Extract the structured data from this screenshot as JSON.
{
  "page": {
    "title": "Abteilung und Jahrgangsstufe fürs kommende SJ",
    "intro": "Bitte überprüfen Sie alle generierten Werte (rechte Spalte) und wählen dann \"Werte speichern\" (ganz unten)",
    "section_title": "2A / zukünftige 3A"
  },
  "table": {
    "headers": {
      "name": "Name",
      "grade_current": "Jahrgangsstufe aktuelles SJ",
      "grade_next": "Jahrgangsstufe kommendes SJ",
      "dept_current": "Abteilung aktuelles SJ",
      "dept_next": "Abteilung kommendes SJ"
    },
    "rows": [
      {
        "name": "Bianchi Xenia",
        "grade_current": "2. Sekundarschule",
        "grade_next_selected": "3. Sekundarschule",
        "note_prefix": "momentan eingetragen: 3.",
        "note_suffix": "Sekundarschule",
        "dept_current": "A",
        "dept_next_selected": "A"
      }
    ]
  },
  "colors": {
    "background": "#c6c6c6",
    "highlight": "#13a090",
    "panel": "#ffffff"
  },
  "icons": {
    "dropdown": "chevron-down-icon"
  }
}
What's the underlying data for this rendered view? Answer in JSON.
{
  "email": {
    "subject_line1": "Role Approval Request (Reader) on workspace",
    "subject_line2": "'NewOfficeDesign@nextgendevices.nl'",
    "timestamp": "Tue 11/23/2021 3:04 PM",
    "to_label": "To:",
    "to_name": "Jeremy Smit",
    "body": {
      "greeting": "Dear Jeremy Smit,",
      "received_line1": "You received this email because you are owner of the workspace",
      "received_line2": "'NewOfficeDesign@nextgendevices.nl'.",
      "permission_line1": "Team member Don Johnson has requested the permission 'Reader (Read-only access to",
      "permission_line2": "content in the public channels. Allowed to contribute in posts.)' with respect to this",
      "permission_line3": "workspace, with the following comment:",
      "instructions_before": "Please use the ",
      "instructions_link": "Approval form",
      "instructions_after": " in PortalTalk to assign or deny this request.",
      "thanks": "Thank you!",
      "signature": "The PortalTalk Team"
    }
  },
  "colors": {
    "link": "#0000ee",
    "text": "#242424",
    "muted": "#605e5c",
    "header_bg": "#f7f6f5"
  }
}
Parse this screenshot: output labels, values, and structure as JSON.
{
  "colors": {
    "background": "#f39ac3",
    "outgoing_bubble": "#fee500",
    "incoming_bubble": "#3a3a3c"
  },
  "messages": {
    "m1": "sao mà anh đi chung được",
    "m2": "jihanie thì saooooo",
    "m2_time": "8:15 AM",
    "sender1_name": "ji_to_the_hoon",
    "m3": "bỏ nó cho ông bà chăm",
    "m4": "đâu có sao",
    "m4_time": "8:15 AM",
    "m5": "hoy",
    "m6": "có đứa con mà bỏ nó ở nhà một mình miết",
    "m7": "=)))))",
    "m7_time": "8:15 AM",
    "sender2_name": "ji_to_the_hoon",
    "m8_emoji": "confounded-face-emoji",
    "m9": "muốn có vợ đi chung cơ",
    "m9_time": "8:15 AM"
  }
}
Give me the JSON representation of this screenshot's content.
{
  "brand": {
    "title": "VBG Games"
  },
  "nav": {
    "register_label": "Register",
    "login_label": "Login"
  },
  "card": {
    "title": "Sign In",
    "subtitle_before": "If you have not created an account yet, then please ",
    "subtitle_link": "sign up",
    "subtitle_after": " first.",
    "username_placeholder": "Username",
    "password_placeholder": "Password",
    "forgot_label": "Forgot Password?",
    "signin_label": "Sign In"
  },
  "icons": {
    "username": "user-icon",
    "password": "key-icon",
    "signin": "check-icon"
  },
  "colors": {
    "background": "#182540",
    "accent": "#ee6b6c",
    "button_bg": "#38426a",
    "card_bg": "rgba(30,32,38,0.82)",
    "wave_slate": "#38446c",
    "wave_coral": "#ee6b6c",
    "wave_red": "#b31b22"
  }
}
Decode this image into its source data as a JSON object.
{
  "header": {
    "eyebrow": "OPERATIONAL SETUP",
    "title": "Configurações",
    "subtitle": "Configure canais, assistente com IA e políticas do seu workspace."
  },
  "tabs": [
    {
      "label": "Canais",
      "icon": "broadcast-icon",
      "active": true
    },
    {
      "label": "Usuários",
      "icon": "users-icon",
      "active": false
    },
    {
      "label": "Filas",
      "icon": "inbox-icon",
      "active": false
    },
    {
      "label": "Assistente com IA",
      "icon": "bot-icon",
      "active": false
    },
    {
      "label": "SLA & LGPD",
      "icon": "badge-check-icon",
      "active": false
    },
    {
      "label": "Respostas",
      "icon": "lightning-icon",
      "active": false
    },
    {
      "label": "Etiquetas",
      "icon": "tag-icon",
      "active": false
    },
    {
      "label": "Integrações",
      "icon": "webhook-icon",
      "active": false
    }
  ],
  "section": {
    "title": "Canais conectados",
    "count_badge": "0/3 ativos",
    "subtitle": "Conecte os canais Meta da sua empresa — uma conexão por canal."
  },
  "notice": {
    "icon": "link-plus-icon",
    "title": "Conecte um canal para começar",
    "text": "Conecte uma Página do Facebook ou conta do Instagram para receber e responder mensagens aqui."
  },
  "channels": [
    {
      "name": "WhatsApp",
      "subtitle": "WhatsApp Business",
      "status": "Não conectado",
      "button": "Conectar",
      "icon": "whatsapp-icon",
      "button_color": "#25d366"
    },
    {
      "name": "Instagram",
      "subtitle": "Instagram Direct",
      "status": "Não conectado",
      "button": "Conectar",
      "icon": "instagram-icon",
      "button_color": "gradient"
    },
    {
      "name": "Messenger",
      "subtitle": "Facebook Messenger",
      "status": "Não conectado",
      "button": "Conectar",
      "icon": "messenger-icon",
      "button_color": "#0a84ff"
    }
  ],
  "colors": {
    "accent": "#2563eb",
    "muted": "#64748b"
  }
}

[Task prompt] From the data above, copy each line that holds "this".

[Answer for the task]
Extract the structured data from this screenshot as JSON.
What's the underlying data for this rendered view? Answer in JSON.
      "received_line1": "You received this email because you are owner of the workspace",
      "permission_line2": "content in the public channels. Allowed to contribute in posts.)' with respect to this",
      "instructions_after": " in PortalTalk to assign or deny this request.",
Parse this screenshot: output labels, values, and structure as JSON.
Give me the JSON representation of this screenshot's content.
Decode this image into its source data as a JSON object.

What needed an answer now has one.